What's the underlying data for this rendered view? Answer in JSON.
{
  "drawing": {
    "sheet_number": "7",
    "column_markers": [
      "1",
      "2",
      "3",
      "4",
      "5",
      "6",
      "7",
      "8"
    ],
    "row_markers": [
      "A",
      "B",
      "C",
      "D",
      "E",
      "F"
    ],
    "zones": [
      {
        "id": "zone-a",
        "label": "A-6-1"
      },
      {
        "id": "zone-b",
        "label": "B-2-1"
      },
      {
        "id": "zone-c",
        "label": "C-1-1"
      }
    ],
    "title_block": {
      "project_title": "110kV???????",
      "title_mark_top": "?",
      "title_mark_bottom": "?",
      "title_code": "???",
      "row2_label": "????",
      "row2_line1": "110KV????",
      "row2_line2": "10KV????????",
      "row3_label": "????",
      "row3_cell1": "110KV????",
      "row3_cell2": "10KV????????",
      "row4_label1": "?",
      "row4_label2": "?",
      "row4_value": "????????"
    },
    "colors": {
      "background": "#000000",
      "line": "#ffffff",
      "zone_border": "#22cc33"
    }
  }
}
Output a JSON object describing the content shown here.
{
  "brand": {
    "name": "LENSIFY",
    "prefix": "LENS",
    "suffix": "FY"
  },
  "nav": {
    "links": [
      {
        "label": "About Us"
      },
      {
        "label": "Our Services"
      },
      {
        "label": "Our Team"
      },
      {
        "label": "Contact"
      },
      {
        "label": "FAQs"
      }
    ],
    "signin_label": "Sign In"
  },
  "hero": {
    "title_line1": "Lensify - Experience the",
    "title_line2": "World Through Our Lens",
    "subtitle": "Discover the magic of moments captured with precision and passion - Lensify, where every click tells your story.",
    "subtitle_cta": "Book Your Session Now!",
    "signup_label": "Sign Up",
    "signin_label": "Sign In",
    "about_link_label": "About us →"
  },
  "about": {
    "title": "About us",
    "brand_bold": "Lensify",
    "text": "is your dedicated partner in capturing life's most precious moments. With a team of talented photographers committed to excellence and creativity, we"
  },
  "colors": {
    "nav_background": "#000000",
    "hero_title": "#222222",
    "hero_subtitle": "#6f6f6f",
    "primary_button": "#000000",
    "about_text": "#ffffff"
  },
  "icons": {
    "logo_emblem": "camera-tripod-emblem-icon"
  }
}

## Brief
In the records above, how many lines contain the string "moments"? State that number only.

## Expected output
2